Leading Canadian pot producer Canopy Growth Corp. says it has struck a deal that could turn it into the “undisputed leader” in the United States’ cannabis market — but only if the U.S. federal government ever makes growing and selling the drug legal.
Smiths Falls, Ont.-headquartered Canopy announced Thursday it had reached an agreement that gives it the right to buy New York-based cannabis cultivator, processor and retailer Acreage Holdings Inc.
The approximately US$3.4-billion acquisition hinges on the requirement, a press release stated, that “cannabis production and sale becomes federally legal in the United States.”
In a release, Canopy chairman and co-CEO Bruce Linton called it a “complex transaction with a simple objective,” namely gaining access to the much-larger market of marijuana consumers south of the Canadian border.
“Our right to acquire Acreage secures our entrance strategy into the United States as soon as a federally-permissible pathway exists,” Linton said.
According to the release, the combination of the two companies would “immediately create the undisputed leader in U.S. cannabis, the only relevant market where Canopy Growth does not yet have a major presence.”
Acreage has licences to operate or agreements in place with other licence holders in 20 states.
The company, which is also known for having former Canadian Prime Minister Brian Mulroney and former Speaker of the U.S. House of Representatives John Boehner on its board of directors, says Canopy’s deep pockets would allow it to keep on growing in the United States.
“At the same time, a confluence of factors are making it much more difficult for a multi-state operator to achieve its full potential, including the enormous amount of cash required to scale,” said Acreage chairman, CEO and President Kevin Murphy in a release. “Our board of directors, management team and I are pleased to deliver significantly increased liquidity to our shareholders and put ourselves in an even stronger position to deliver continued and significant upside.”
The deal requires approvals from shareholders, the Supreme Court of British Columbia, three stock exchanges and other regulatory sign-offs and closing conditions.

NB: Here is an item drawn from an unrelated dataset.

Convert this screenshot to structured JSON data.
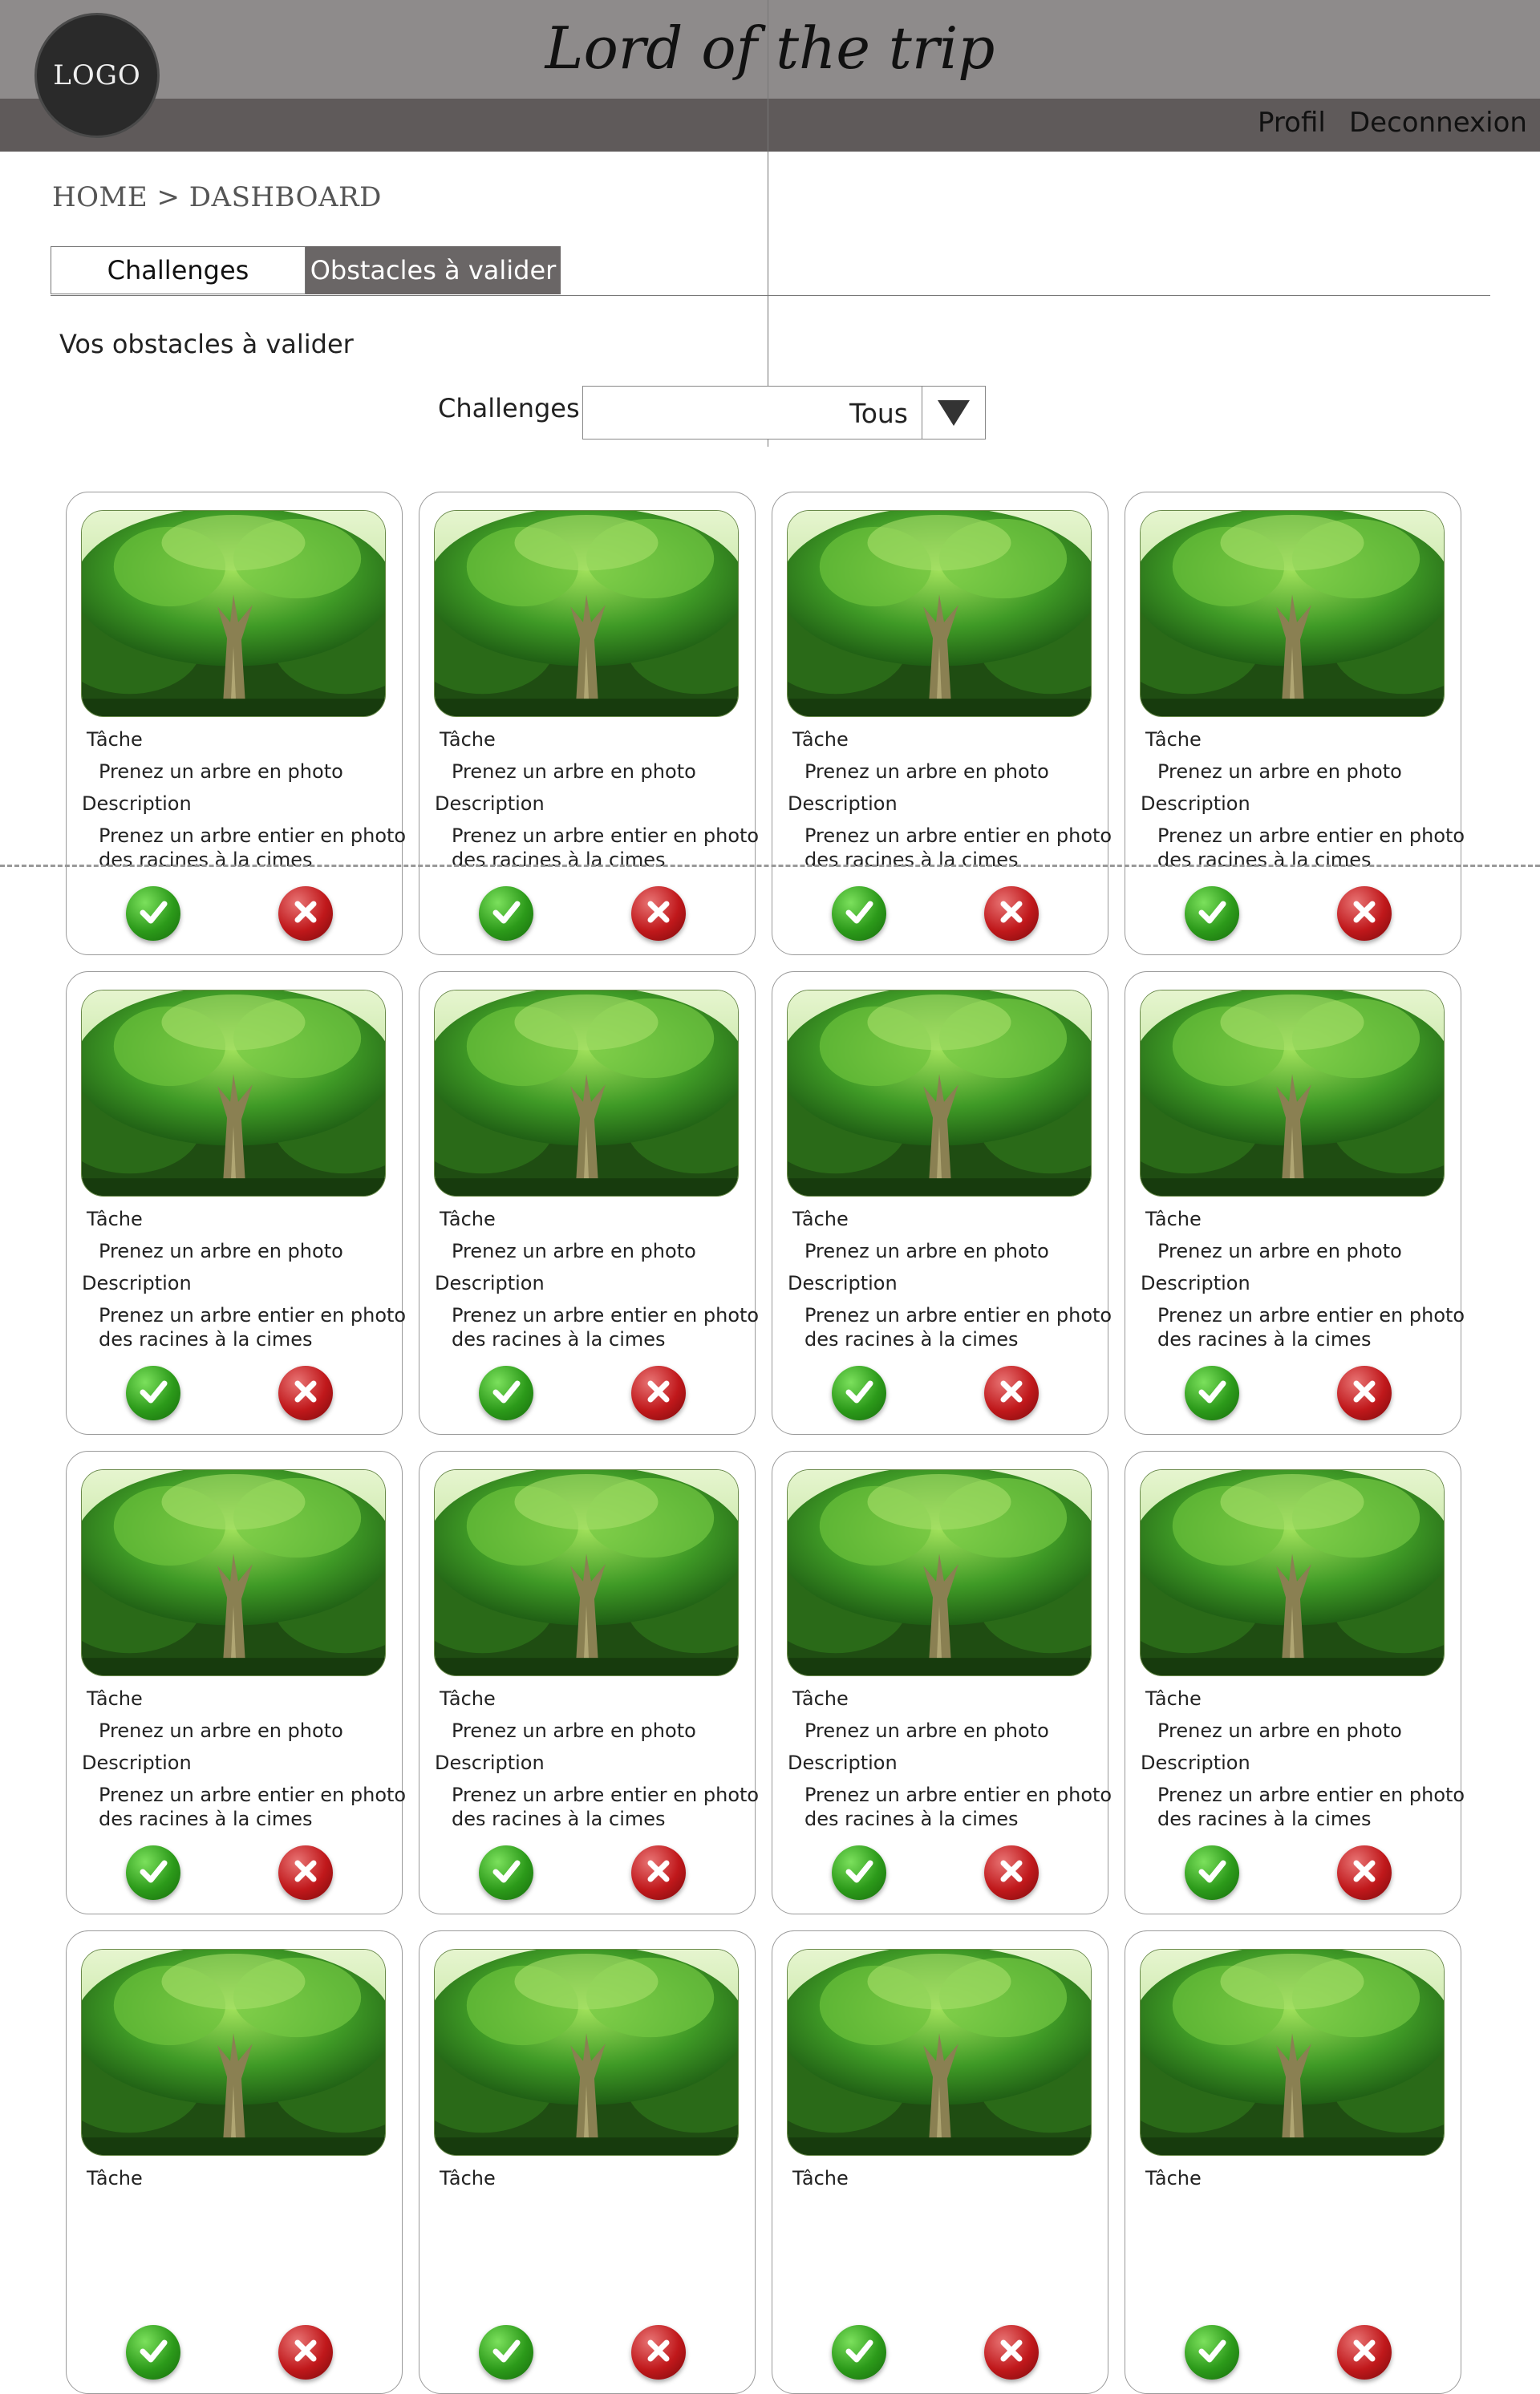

There is also a break-fee of US$150 million that Acreage would have to pay if the transaction is terminated for certain reasons.
Once approvals are received from shareholders and the court, Canopy would pay US$300 million in cash. Once the right to Acreage is triggered, the company’s shareholders (which encompasses a few different types of stock) would get 0.5818 of a Canopy share for each of their Acreage subordinate voting shares owned when the deal closes.
Ultimately, assuming the conversion of all the Acreage securities following federal legalization, Acreage shareholders would own approximately 12.1 per cent of Canopy, and up to 16.6 per cent if certain allowable acquisitions go through before legalization.
Under the terms of the deal, Acreage is allowed to issue more than 63 million more subordinate voting shares or convertible securities “in respect of certain potential acquisitions by Acreage,” the release said.
Acreage announced Thursday that its subsidiary had reached an agreement to buy a cannabis company in Nevada for US$120 million, to be paid in units of the subsidiary and $20 million cash. In March, Acreage said it had an all-stock, US$11.5-million deal to buy a California-based dispensary operator.
The Canopy-Acreage deal would also prompt some changes between Canopy and U.S.-based alcohol giant Constellation Brands Inc., which made an approximately $5-billion investment in the pot company last year.
Constellation said it had agreed to waive its veto rights on the transaction subject to certain changes, such as extending the expiry date on warrants it has for Canopy shares.